The spike is being driven by the highly contagious delta variant, which is causing the worst surge of the pandemic to ravage Louisiana’s hospitals, with the vast majority of cases hitting unvaccinated people, including kids.
Ochsner hospitals have been treating between five to 15 children hospitalized with COVID-19 over the past week. Only a few weeks ago they had no pediatric patients with COVID.
Lennarz said there have been times in the past week when nearly all of the pediatric ICU beds in the New Orleans area were full, in part due to COVID.
The hospitalizations mark a dramatic increase, though kids remain a fraction of those getting seriously sick. As of Friday, 2,421 people were hospitalized in Louisiana for COVID-19.
“What is different is that children now make up the most susceptible population, because children under 12 are 100 percent not vaccinated,” Lennarz said.
The Centers for Disease Control and Prevention is investigating whether the delta variant is more virulent — that is, likely to make children sicker — or whether kids are simply falling ill because the delta variant is so much more contagious than previous strains of the coronavirus.
Only A Fraction Of Eligible Children Are Vaccinated For COVID-19
There are roughly 360,000 children in Louisiana eligible for the COVID-19 vaccines, and only a fraction are vaccinated.
The Louisiana Department of Health reports 49,222 children aged 12 to 17 are fully vaccinated — about 13 percent.
Another 10 percent of children — 37,578 — have had one dose.
That is significantly below the national average.
Across the country, half of 16 and 17-year-olds and 40 percent of those aged 12 to 15 have received at least one dose of a COVID-19 vaccine, according to data from Centers for Disease Control and Prevention compiled by the American Association of Pediatrics.
About 41 percent of 16 and 17 year-olds are fully vaccinated; 29 percent of 12 to 15-year-olds are fully vaccinated.

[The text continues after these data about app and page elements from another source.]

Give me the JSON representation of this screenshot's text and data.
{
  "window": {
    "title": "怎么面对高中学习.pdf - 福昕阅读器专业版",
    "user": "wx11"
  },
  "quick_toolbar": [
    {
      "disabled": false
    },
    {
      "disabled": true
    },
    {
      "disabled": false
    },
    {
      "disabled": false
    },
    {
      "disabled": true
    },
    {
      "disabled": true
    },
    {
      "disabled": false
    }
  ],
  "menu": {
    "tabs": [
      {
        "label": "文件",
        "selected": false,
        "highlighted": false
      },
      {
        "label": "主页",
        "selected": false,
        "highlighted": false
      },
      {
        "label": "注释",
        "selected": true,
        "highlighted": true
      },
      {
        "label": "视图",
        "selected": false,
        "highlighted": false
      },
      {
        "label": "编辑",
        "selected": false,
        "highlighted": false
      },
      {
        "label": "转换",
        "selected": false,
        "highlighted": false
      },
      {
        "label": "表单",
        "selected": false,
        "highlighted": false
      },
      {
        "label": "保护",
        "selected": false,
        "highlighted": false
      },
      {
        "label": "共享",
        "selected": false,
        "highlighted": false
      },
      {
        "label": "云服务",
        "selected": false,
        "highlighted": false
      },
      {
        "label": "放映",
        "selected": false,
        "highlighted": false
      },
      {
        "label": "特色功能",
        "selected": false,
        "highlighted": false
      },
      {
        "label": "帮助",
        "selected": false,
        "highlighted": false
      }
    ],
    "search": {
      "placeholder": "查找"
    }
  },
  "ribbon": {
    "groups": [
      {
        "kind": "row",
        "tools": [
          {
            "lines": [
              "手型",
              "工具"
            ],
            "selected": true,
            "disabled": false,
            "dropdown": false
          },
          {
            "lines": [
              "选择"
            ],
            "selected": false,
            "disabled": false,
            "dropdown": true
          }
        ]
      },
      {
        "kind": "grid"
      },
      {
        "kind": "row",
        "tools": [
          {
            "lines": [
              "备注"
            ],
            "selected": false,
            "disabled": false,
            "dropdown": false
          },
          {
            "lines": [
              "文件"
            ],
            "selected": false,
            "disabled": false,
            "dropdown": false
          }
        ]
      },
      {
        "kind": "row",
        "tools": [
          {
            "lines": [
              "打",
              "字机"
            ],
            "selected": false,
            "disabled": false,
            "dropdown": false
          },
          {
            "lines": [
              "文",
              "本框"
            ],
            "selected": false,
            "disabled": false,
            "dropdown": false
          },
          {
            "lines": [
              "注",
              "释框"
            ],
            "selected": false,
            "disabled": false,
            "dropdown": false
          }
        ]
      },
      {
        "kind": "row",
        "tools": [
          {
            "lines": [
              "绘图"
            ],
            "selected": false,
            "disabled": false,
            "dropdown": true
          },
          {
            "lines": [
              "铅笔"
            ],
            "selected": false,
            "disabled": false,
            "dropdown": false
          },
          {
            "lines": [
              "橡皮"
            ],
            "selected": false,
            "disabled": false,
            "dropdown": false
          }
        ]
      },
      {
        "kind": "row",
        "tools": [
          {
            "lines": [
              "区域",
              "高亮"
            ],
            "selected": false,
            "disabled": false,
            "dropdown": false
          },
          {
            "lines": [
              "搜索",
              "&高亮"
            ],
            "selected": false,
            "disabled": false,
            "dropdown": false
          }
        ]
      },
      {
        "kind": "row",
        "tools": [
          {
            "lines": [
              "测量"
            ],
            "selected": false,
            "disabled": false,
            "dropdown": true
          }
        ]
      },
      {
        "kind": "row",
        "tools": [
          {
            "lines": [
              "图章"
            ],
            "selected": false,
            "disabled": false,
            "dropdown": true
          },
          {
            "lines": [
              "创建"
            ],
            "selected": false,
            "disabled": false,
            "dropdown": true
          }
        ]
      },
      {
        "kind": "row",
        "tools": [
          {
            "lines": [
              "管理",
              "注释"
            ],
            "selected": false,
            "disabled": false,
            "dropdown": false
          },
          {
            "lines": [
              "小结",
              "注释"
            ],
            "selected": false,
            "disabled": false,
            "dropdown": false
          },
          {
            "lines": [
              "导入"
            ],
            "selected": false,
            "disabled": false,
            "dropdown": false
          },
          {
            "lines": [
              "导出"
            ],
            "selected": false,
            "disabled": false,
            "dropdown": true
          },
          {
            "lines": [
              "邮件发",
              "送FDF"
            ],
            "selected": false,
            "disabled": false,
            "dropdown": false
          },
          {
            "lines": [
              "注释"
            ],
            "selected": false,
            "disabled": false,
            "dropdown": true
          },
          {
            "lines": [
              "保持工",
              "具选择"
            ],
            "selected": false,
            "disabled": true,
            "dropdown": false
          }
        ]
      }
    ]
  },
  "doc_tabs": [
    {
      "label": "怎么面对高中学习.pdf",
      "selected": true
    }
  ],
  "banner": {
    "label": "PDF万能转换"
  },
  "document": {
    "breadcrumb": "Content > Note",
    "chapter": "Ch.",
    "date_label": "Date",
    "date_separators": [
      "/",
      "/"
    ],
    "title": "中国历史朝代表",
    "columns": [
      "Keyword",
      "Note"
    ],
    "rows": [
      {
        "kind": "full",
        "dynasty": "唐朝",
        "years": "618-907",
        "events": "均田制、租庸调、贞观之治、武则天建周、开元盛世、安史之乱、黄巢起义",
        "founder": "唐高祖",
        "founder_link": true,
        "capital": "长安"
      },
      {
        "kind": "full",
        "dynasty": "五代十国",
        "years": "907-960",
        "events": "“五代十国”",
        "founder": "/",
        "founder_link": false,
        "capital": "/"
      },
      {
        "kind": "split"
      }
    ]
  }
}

Experts say unvaccinated children pose a risk not just to their own health, but to the people around them.
“If there's a grandparent at home, if there's an immunocompromised parent at home, a child can spread that to those family members, even when vaccinated, and then they can end up needing care,” said Dr. Katherine Baumgarten, the medical director of infection control and prevention at Ochsner Health.
COVID-19 Vaccines Are Safe And Extremely Effective In Children
The American Association of Pediatrics and the CDC recommend children eligible for the vaccine get the shot.
The Pfizer pediatric trial showed 100 percent efficacy for serious COVID disease, said Baumgarten — meaning the vaccine prevented every single child from becoming seriously ill with COVID-19.
There is no evidence the vaccines impact development, puberty or fertility, said Baumgarten, whose two school-aged children have been vaccinated.
Experts say the risks of serious illness from COVID-19 is far greater than from the vaccines.
“Cardiac effects are rare and much, much less serious from the vaccine than from the actual infection of the virus,” Lennarz said.
Ochsner hospitals are seeing far more children suffering from inflammation of the heart — called myocarditis and pericarditis — and a COVID-related condition known as multisystem inflammatory syndrome in children (MIS-C), after a COVID-19 infection than after a vaccination.
Dr. Erin Biro, a neurosurgeon with Ochsner Medical Center, put her three children, aged 6, 3, and 1, in the Pfizer pediatric vaccine trial after reviewing data on the risks associated with the vaccine, compared to risks associated with COVID-19.
“The only way that we feel that our kids truly are going to be protected from serious COVID outcomes is with vaccination,” she said during a recent briefing with journalists.
“Now with the delta variant going around, and the uptake in pediatric cases, pediatric hospitalizations, pediatric ICU admissions, and even pediatric deaths, I think that cements our decision even more so,” Biro added.
Since the outbreak of the pandemic, nine children under the age of 18 have died of COVID-19 in Louisiana.
Currently, only the Pfizer vaccine is approved for children aged 12 to 17.